I was born in Birmingham, Alabama, and I have lived there, or in North Carolina, Georgia, or Louisiana for my entire life. I love grits, the movie Steel Magnolias, and SEC football just like anyone else, and I can guarantee you that you’ll never find sugar in my cornbread.
I wonder, though … what is it that makes a person Southern? Is it purely based on geographic location? Is it the accent — the slow, sweet drawl? Is it the vocabulary and diction? Is it what we drink or eat at supper (or that we even say supper)? Is it the double names and “yes ma’ams?”
“How do you call yourself a Southerner?”
My husband likes to tell me that I’m really not Southern at all. I lost my Alabama accent after a childhood move, and I have never liked sweet tea. Yes, you read that correctly. I think that sweet tea is gross. Also, while true Southern women “glisten” in hot weather, I can admit that it’s just regular old sweat rolling down my forehead. I should say, though, that his standards for being Southern are irrationally tough. He thinks anyone born north of I-10 is a Yankee. Crazy, right?
Even by less stringent standards, I am questionably Southern. I don’t have any seersucker in my closet, I can’t say that I’ve ever enjoyed a mint julep, and while I do own pearls, they don’t make it out of my jewelry box very often.
Pride, Traditions, and Family

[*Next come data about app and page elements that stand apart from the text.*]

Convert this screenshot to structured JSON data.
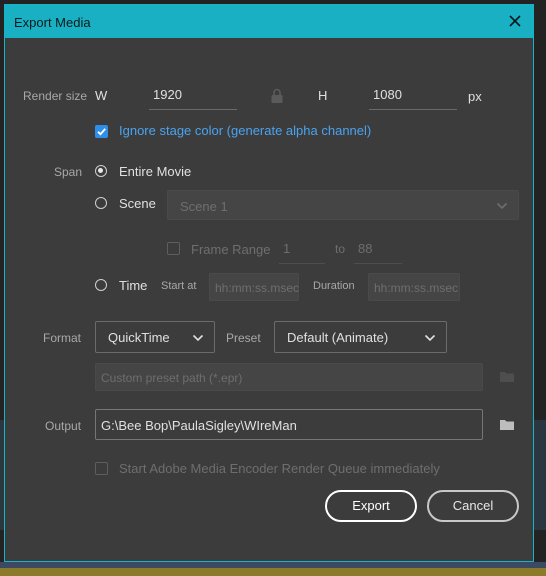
{
  "dialog": {
    "title": "Export Media",
    "render_size": {
      "label": "Render size",
      "width_label": "W",
      "width_value": "1920",
      "height_label": "H",
      "height_value": "1080",
      "unit": "px",
      "lock_icon": "lock-icon"
    },
    "ignore_stage": {
      "label": "Ignore stage color (generate alpha channel)",
      "checked": true
    },
    "span": {
      "label": "Span",
      "entire_movie": "Entire Movie",
      "scene": "Scene",
      "scene_value": "Scene 1",
      "frame_range": "Frame Range",
      "frame_from": "1",
      "frame_to_label": "to",
      "frame_to": "88",
      "time": "Time",
      "start_at_label": "Start at",
      "start_at_placeholder": "hh:mm:ss.msec",
      "duration_label": "Duration",
      "duration_placeholder": "hh:mm:ss.msec",
      "selected": "Entire Movie"
    },
    "format": {
      "label": "Format",
      "value": "QuickTime",
      "preset_label": "Preset",
      "preset_value": "Default (Animate)",
      "custom_preset_placeholder": "Custom preset path (*.epr)"
    },
    "output": {
      "label": "Output",
      "value": "G:\\Bee Bop\\PaulaSigley\\WIreMan"
    },
    "queue": {
      "label": "Start Adobe Media Encoder Render Queue immediately",
      "checked": false
    },
    "buttons": {
      "export": "Export",
      "cancel": "Cancel"
    }
  },
  "colors": {
    "accent": "#1ab0c4",
    "checkbox": "#2f8fe8",
    "link_text": "#4aa3f0"
  }
}
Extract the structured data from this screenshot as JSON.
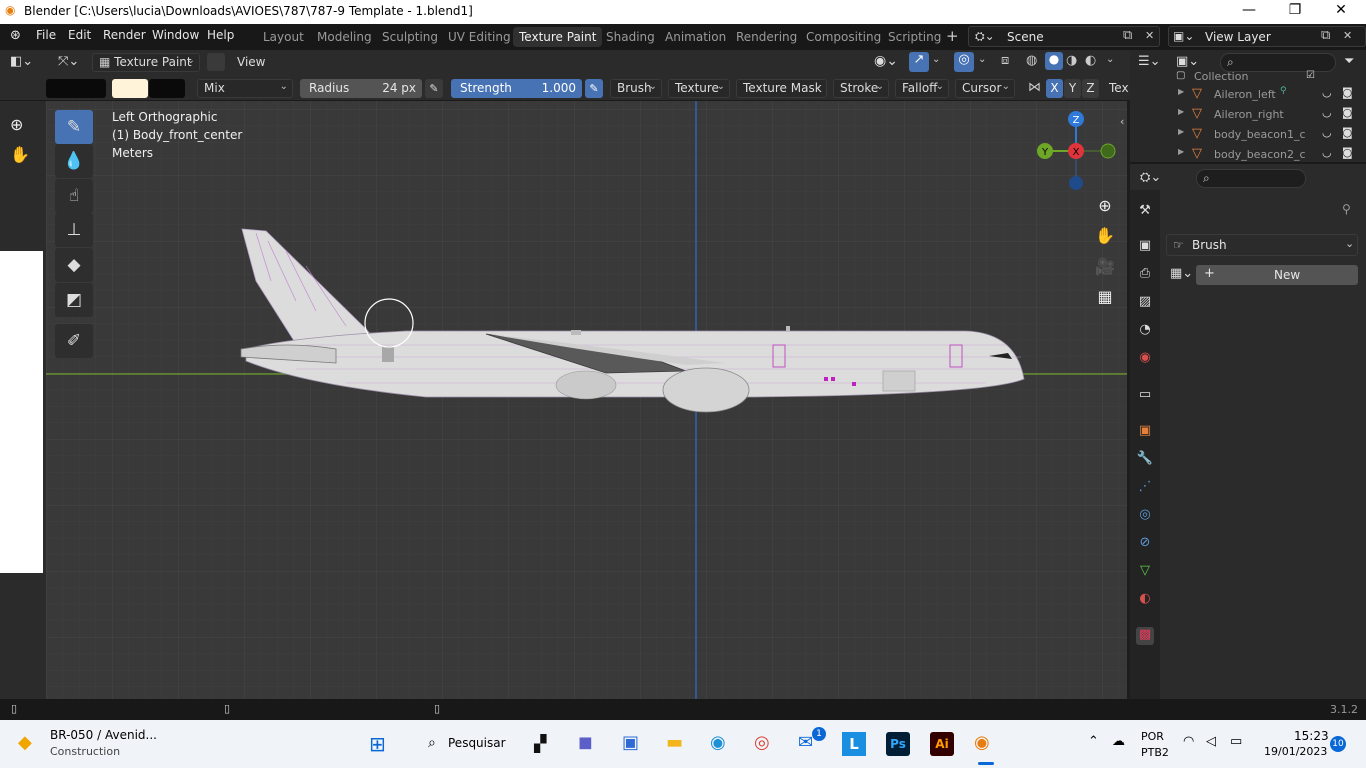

So what is it that makes us Southern? It’s our pride, the traditions we share, and our emphasis on family. And, darlin’, the word “family” is a loose term. My family is more than just my blood relatives. Southerners are welcoming, plain and simple, and we’re quick to offer a warm smile and assign folks a pet name.
I’ve heard before that you can’t really be from the South or call a certain city home unless your family has been there for multiple generations. Well, this might be an unpopular opinion, but I think that’s just stupid. Remember: anyone is welcome in our big family, right? As long as they’re open to doing the same for others and having a good time (and ditching any mention of “pop”), they’re strong candidates for conversion in my book. Welcome, y’all.
As for pride, I’ve never met a group of people faster to mention that they’re from a specific state or region as Southerners. Our hometowns are such key parts of who we are, and it’s hard to separate that regional pride from our identities.
Experiences and Roots
Ultimately, “Southern” is a collection of new, lively experiences with our roots still held close to our hearts. It’s a college football tailgate, a spirited backyard party with dancing and drinks, and a festival or fair under big, round sunshine. It’s your grandmother’s recipe, a collection of creased photographs and cherished heirlooms, and the manners you try to impart on your own children.
Still confused? Bless your heart.